Brian Duffy, national commander of the Veterans of Foreign Wars, blasted the presidential action commuting the sentences of the two military prisoners and pardoning a retired general officer.
"President Obama has upended the entire military justice system," Duffy said in a statement. "To release from prison former Army Pvt. Bradley Manning, who was sentenced to serve 35 years for releasing three-quarters of a million classified and sensitive military and diplomatic communiques, is offensive to everyone who has ever honorably served in uniform."
Duffy added, "To change a death sentence to life in prison for former Army Pfc. Dwight Loving shows more concern for the convicted murderer than the families of the two dead taxicab drivers he killed. And to pardon retired Marine Corps Gen. James Cartwright, who was convicted of lying to the FBI and releasing sensitive intelligence information to reporters, certainly proves once again that rank does have its privileges."
The VFW commander said, "No one is above the law and those who break the law must pay the price, regardless of who they are."
Obama, meanwhile, defended his decision to commute Manning's sentence.
"Chelsea Manning has served a tough prison sentence, so the notion that the average person who was thinking about disclosing vital classified information would think that it goes unpunished I don’t think would get that impression from the sentence that Chelsea Manning has served," Obama said Wednesday during his final White House press conference as president.
Previously identified as a man named Bradley, Manning has sought to undergo gender reassignment surgery in prison -- treatment the Army agreed to pay for. She attempted suicide twice last year -- once in July, and again in October while in solitary confinement -- and also underwent a hunger strike.
Manning became a lightning rod for controversy after her 2010 arrest while serving as an intelligence analyst in Iraq.

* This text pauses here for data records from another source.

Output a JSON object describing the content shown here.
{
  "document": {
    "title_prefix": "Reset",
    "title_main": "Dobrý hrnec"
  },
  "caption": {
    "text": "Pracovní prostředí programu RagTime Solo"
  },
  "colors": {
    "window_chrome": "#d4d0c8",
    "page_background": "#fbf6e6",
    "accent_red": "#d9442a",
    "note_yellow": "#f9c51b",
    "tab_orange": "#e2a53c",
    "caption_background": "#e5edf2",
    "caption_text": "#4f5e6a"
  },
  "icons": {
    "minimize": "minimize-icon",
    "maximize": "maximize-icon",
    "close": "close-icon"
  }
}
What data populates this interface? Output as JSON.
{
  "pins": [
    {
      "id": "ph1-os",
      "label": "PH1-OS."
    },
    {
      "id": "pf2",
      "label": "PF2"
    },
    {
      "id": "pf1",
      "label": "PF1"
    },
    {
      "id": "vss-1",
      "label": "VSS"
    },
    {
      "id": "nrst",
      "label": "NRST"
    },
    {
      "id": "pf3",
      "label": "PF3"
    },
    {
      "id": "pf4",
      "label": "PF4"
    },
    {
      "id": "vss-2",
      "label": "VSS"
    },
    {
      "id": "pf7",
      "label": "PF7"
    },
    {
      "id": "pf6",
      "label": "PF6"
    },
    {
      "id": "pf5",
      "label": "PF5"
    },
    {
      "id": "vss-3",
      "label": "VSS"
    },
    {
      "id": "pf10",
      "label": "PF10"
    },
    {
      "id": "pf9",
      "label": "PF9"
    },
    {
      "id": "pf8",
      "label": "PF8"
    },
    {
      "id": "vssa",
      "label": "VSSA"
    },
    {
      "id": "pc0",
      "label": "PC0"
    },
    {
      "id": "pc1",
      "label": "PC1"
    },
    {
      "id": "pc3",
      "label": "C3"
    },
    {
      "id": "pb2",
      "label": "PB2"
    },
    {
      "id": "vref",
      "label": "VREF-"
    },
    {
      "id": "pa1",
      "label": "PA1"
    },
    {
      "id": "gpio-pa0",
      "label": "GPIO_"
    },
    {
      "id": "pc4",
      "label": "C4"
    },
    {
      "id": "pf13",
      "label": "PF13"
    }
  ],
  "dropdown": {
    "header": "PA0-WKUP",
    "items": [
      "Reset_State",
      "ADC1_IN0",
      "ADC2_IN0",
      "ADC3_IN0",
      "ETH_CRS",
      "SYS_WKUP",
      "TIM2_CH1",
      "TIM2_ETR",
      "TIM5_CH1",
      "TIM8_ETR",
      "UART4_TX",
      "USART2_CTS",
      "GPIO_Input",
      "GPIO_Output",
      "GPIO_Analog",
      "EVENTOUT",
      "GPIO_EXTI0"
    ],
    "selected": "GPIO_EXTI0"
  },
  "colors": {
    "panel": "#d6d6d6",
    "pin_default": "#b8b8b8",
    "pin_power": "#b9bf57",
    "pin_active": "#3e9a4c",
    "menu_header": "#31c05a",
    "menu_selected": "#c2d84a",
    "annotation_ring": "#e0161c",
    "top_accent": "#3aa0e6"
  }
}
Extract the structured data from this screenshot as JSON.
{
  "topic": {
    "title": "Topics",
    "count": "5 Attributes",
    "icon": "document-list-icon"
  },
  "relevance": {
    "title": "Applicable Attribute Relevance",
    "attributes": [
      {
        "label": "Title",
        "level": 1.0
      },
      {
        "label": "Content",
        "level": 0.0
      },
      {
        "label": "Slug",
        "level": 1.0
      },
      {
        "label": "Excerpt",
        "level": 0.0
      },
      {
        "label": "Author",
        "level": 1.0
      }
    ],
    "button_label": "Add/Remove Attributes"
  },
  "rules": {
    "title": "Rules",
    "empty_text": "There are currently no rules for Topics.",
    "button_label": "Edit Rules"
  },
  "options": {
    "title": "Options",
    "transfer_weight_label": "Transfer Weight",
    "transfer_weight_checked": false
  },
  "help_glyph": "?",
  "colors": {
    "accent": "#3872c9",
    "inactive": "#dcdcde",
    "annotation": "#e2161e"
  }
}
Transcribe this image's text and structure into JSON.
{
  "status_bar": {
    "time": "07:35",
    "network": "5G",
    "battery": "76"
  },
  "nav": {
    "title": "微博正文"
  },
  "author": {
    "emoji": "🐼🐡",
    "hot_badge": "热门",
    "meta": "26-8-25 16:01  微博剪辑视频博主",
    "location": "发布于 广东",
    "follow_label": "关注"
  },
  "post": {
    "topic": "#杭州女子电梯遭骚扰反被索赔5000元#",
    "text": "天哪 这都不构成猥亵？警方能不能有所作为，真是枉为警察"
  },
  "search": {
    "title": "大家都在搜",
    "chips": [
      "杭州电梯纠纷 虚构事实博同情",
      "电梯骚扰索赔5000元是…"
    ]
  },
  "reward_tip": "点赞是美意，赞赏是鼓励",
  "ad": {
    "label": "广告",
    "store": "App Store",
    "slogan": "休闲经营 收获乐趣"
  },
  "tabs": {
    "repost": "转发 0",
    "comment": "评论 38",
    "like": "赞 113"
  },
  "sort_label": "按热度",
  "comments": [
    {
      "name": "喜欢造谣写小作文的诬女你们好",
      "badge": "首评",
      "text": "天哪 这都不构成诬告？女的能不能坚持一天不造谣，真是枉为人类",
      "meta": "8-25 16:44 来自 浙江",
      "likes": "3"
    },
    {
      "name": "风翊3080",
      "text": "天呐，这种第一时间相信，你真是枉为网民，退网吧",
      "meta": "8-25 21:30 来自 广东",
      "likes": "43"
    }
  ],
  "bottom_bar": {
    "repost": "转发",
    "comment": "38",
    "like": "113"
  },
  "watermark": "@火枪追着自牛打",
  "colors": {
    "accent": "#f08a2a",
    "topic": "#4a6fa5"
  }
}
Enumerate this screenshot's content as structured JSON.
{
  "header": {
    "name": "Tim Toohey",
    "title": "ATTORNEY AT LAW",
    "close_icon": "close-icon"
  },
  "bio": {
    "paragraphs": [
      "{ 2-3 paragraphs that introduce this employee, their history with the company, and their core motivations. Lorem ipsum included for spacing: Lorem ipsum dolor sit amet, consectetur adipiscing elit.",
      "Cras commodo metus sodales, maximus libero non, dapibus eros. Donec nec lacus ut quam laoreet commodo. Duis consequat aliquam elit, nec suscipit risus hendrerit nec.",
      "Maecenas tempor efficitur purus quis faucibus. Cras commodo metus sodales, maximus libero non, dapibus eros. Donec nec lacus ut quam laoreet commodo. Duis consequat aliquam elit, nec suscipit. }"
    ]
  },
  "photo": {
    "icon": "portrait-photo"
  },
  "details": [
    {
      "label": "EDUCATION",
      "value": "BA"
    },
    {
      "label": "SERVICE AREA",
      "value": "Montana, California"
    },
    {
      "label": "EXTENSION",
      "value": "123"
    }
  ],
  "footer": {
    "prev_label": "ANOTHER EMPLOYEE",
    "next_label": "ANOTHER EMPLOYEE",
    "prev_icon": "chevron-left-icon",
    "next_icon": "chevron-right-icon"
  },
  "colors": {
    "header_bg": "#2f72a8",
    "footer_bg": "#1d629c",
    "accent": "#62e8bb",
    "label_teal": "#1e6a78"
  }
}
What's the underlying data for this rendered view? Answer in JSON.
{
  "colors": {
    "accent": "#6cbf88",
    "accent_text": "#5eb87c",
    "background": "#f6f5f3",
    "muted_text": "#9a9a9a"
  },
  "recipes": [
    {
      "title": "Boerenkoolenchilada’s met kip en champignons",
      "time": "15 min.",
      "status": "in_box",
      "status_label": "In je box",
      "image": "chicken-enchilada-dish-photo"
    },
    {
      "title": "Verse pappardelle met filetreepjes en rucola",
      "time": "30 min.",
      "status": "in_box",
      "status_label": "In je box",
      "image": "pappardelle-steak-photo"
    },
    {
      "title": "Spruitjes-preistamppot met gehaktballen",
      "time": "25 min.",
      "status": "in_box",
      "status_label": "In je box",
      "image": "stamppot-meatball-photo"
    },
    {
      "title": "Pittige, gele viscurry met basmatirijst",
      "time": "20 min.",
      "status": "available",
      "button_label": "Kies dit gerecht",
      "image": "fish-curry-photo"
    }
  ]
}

She faced 20 charges for illegally passing several hundred thousand documents, including military and diplomatic cables, to the anti-secrecy site WikiLeaks.
Obama said, "It has been my view that given she went to trial; that due process was carried out; that she took responsibility for her crime; that the sentence that she received was very disproportional -- disproportionate relative to what other leakers had received; and that she had served a significant amount of time, that it made sense to commute and not pardon her sentence."
Manning's attorney, David Coombs, wasn't able to be reached by Military.com, but he recently told NBC News that he had said to Manning of her sentence, "I've represented murderers. I've represented rapists. I've represented child molesters. And none of them received 35 years."
Obama also rejected the argument that in commuting Manning's sentence he contradicted his own position on the threat posed by Russia hacking the Democratic National Committee in an attempt to influence the U.S. presidential election.
"With respect to WikiLeaks, I don’t see a contradiction," he said. "The conclusions of the intelligence community with respect to the Russian hacking were not conclusive as to whether WikiLeaks was witting or not in being the conduit through which we heard about the DNC emails that were leaked.
"I don't pay a lot of attention to Mr. Assange's tweets, so that wasn’t a consideration in this instance," Obama added, referring to WikiLeaks founder Julian Assange. "And I'd refer you to the Justice Department for any criminal investigations, indictments, extradition issues that may come up with him."
Assange, meanwhile, backed away from a pledge that he would agree to U.S. extradition if Obama granted Manning clemency -- a pledge tweeted just last week on WikiLeaks own Twitter account.
On Wednesday, Assange's attorney in the U.S., Barry Pollack, said in an email to The Hill newspaper that Obama's commutation -- which means Manning will be free in four months rather than immediately -- was "well short of what he sought."